Without including any pictures, reproduce all the lines below word for word.

BEGIN Provided data

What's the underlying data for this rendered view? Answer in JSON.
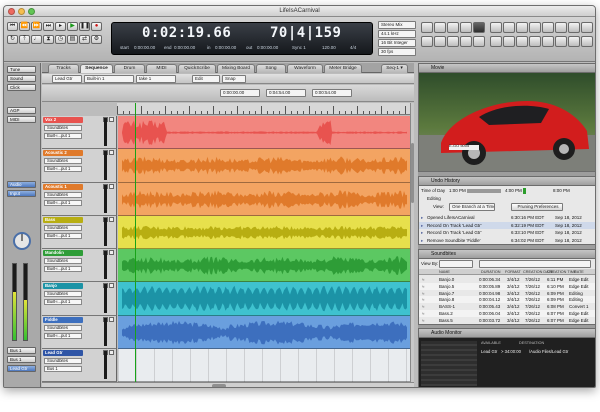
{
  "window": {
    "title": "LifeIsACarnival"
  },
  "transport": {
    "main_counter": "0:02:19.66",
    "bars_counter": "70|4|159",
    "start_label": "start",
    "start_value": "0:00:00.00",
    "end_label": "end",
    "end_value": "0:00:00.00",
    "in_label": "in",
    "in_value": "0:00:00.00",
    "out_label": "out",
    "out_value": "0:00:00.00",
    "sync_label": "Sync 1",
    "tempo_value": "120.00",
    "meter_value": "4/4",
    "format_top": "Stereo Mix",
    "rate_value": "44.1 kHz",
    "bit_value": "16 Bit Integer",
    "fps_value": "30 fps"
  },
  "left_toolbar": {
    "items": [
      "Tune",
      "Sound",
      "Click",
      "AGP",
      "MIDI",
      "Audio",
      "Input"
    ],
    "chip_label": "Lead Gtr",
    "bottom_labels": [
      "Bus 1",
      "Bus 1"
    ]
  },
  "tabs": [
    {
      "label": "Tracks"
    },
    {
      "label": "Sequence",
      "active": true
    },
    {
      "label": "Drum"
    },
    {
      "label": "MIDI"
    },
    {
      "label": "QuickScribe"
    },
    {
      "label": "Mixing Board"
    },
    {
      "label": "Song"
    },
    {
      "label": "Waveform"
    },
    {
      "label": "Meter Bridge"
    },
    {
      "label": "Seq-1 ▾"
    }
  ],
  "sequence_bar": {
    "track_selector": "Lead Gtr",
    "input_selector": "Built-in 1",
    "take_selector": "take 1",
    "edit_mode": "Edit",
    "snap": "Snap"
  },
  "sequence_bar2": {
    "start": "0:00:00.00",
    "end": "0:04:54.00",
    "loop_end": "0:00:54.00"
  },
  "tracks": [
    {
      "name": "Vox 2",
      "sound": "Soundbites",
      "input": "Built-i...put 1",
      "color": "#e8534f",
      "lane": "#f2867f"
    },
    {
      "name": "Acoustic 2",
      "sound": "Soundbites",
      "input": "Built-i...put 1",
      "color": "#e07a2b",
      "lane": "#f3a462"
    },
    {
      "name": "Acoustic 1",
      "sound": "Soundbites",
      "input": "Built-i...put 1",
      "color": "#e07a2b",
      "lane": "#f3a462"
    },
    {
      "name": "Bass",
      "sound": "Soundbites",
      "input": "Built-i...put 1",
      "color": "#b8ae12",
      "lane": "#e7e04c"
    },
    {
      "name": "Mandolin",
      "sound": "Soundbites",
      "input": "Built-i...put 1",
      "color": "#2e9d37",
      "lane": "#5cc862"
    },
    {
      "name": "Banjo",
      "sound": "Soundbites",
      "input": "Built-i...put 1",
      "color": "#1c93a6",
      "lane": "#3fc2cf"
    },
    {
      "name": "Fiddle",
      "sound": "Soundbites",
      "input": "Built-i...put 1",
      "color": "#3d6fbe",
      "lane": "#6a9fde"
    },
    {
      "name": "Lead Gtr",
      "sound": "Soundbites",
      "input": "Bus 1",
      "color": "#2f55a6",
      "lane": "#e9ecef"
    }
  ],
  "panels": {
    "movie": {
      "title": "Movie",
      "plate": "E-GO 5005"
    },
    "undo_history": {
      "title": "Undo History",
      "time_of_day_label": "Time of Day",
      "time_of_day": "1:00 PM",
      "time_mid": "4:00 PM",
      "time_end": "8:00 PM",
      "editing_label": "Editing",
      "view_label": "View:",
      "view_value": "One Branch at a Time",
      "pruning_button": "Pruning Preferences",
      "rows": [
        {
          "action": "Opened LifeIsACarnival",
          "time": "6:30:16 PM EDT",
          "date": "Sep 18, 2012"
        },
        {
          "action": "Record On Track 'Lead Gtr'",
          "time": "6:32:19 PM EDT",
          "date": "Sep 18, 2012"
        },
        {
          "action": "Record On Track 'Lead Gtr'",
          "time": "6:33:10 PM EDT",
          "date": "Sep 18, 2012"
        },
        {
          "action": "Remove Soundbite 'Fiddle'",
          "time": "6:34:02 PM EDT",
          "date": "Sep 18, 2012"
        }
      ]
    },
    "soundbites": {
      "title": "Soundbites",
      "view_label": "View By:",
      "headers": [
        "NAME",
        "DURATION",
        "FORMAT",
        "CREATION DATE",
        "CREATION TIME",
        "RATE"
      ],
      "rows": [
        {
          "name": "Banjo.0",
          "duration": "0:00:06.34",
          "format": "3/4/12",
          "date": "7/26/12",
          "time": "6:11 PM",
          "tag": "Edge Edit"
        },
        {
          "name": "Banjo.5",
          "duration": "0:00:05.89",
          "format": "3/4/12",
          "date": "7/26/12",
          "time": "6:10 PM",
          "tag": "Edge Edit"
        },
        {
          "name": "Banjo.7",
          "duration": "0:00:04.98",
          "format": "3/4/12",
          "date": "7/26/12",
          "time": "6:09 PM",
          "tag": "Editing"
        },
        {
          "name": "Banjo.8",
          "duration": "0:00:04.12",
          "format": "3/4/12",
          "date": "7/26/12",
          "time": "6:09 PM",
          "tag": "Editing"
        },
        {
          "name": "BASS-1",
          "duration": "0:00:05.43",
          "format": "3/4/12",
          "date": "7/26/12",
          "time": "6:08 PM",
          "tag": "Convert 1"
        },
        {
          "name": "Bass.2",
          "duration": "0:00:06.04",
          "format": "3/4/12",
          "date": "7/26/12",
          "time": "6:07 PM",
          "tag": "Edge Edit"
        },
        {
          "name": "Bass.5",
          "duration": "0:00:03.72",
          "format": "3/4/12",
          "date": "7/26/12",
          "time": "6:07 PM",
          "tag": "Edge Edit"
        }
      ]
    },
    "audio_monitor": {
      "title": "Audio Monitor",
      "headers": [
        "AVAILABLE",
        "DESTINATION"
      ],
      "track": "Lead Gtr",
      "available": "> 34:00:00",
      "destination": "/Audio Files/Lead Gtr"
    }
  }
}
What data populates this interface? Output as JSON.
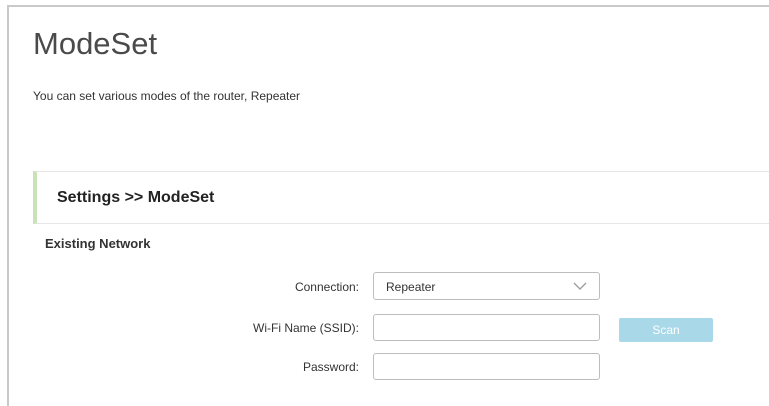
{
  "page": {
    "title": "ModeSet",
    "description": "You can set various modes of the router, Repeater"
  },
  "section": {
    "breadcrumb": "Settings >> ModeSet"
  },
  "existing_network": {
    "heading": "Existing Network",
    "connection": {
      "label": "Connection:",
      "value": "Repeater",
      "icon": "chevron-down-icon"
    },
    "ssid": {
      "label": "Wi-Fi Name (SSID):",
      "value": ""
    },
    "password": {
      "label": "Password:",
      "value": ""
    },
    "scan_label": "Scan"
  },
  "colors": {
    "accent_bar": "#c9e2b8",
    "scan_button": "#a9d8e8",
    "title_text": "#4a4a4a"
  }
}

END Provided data

*Result:*
What's the underlying data for this rendered view? Answer in JSON.
{
  "window": {
    "title": "LifeIsACarnival"
  },
  "transport": {
    "main_counter": "0:02:19.66",
    "bars_counter": "70|4|159",
    "start_label": "start",
    "start_value": "0:00:00.00",
    "end_label": "end",
    "end_value": "0:00:00.00",
    "in_label": "in",
    "in_value": "0:00:00.00",
    "out_label": "out",
    "out_value": "0:00:00.00",
    "sync_label": "Sync 1",
    "tempo_value": "120.00",
    "meter_value": "4/4",
    "format_top": "Stereo Mix",
    "rate_value": "44.1 kHz",
    "bit_value": "16 Bit Integer",
    "fps_value": "30 fps"
  },
  "left_toolbar": {
    "items": [
      "Tune",
      "Sound",
      "Click",
      "AGP",
      "MIDI",
      "Audio",
      "Input"
    ],
    "chip_label": "Lead Gtr",
    "bottom_labels": [
      "Bus 1",
      "Bus 1"
    ]
  },
  "tabs": [
    {
      "label": "Tracks"
    },
    {
      "label": "Sequence",
      "active": true
    },
    {
      "label": "Drum"
    },
    {
      "label": "MIDI"
    },
    {
      "label": "QuickScribe"
    },
    {
      "label": "Mixing Board"
    },
    {
      "label": "Song"
    },
    {
      "label": "Waveform"
    },
    {
      "label": "Meter Bridge"
    },
    {
      "label": "Seq-1 ▾"
    }
  ],
  "sequence_bar": {
    "track_selector": "Lead Gtr",
    "input_selector": "Built-in 1",
    "take_selector": "take 1",
    "edit_mode": "Edit",
    "snap": "Snap"
  },
  "sequence_bar2": {
    "start": "0:00:00.00",
    "end": "0:04:54.00",
    "loop_end": "0:00:54.00"
  },
  "tracks": [
    {
      "name": "Vox 2",
      "sound": "Soundbites",
      "input": "Built-i...put 1",
      "color": "#e8534f",
      "lane": "#f2867f"
    },
    {
      "name": "Acoustic 2",
      "sound": "Soundbites",
      "input": "Built-i...put 1",
      "color": "#e07a2b",
      "lane": "#f3a462"
    },
    {
      "name": "Acoustic 1",
      "sound": "Soundbites",
      "input": "Built-i...put 1",
      "color": "#e07a2b",
      "lane": "#f3a462"
    },
    {
      "name": "Bass",
      "sound": "Soundbites",
      "input": "Built-i...put 1",
      "color": "#b8ae12",
      "lane": "#e7e04c"
    },
    {
      "name": "Mandolin",
      "sound": "Soundbites",
      "input": "Built-i...put 1",
      "color": "#2e9d37",
      "lane": "#5cc862"
    },
    {
      "name": "Banjo",
      "sound": "Soundbites",
      "input": "Built-i...put 1",
      "color": "#1c93a6",
      "lane": "#3fc2cf"
    },
    {
      "name": "Fiddle",
      "sound": "Soundbites",
      "input": "Built-i...put 1",
      "color": "#3d6fbe",
      "lane": "#6a9fde"
    },
    {
      "name": "Lead Gtr",
      "sound": "Soundbites",
      "input": "Bus 1",
      "color": "#2f55a6",
      "lane": "#e9ecef"
    }
  ],
  "panels": {
    "movie": {
      "title": "Movie",
      "plate": "E-GO 5005"
    },
    "undo_history": {
      "title": "Undo History",
      "time_of_day_label": "Time of Day",
      "time_of_day": "1:00 PM",
      "time_mid": "4:00 PM",
      "time_end": "8:00 PM",
      "editing_label": "Editing",
      "view_label": "View:",
      "view_value": "One Branch at a Time",
      "pruning_button": "Pruning Preferences",
      "rows": [
        {
          "action": "Opened LifeIsACarnival",
          "time": "6:30:16 PM EDT",
          "date": "Sep 18, 2012"
        },
        {
          "action": "Record On Track 'Lead Gtr'",
          "time": "6:32:19 PM EDT",
          "date": "Sep 18, 2012"
        },
        {
          "action": "Record On Track 'Lead Gtr'",
          "time": "6:33:10 PM EDT",
          "date": "Sep 18, 2012"
        },
        {
          "action": "Remove Soundbite 'Fiddle'",
          "time": "6:34:02 PM EDT",
          "date": "Sep 18, 2012"
        }
      ]
    },
    "soundbites": {
      "title": "Soundbites",
      "view_label": "View By:",
      "headers": [
        "NAME",
        "DURATION",
        "FORMAT",
        "CREATION DATE",
        "CREATION TIME",
        "RATE"
      ],
      "rows": [
        {
          "name": "Banjo.0",
          "duration": "0:00:06.34",
          "format": "3/4/12",
          "date": "7/26/12",
          "time": "6:11 PM",
          "tag": "Edge Edit"
        },
        {
          "name": "Banjo.5",
          "duration": "0:00:05.89",
          "format": "3/4/12",
          "date": "7/26/12",
          "time": "6:10 PM",
          "tag": "Edge Edit"
        },
        {
          "name": "Banjo.7",
          "duration": "0:00:04.98",
          "format": "3/4/12",
          "date": "7/26/12",
          "time": "6:09 PM",
          "tag": "Editing"
        },
        {
          "name": "Banjo.8",
          "duration": "0:00:04.12",
          "format": "3/4/12",
          "date": "7/26/12",
          "time": "6:09 PM",
          "tag": "Editing"
        },
        {
          "name": "BASS-1",
          "duration": "0:00:05.43",
          "format": "3/4/12",
          "date": "7/26/12",
          "time": "6:08 PM",
          "tag": "Convert 1"
        },
        {
          "name": "Bass.2",
          "duration": "0:00:06.04",
          "format": "3/4/12",
          "date": "7/26/12",
          "time": "6:07 PM",
          "tag": "Edge Edit"
        },
        {
          "name": "Bass.5",
          "duration": "0:00:03.72",
          "format": "3/4/12",
          "date": "7/26/12",
          "time": "6:07 PM",
          "tag": "Edge Edit"
        }
      ]
    },
    "audio_monitor": {
      "title": "Audio Monitor",
      "headers": [
        "AVAILABLE",
        "DESTINATION"
      ],
      "track": "Lead Gtr",
      "available": "> 34:00:00",
      "destination": "/Audio Files/Lead Gtr"
    }
  }
}
What data populates this interface? Output as JSON.
{
  "page": {
    "title": "ModeSet",
    "description": "You can set various modes of the router, Repeater"
  },
  "section": {
    "breadcrumb": "Settings >> ModeSet"
  },
  "existing_network": {
    "heading": "Existing Network",
    "connection": {
      "label": "Connection:",
      "value": "Repeater",
      "icon": "chevron-down-icon"
    },
    "ssid": {
      "label": "Wi-Fi Name (SSID):",
      "value": ""
    },
    "password": {
      "label": "Password:",
      "value": ""
    },
    "scan_label": "Scan"
  },
  "colors": {
    "accent_bar": "#c9e2b8",
    "scan_button": "#a9d8e8",
    "title_text": "#4a4a4a"
  }
}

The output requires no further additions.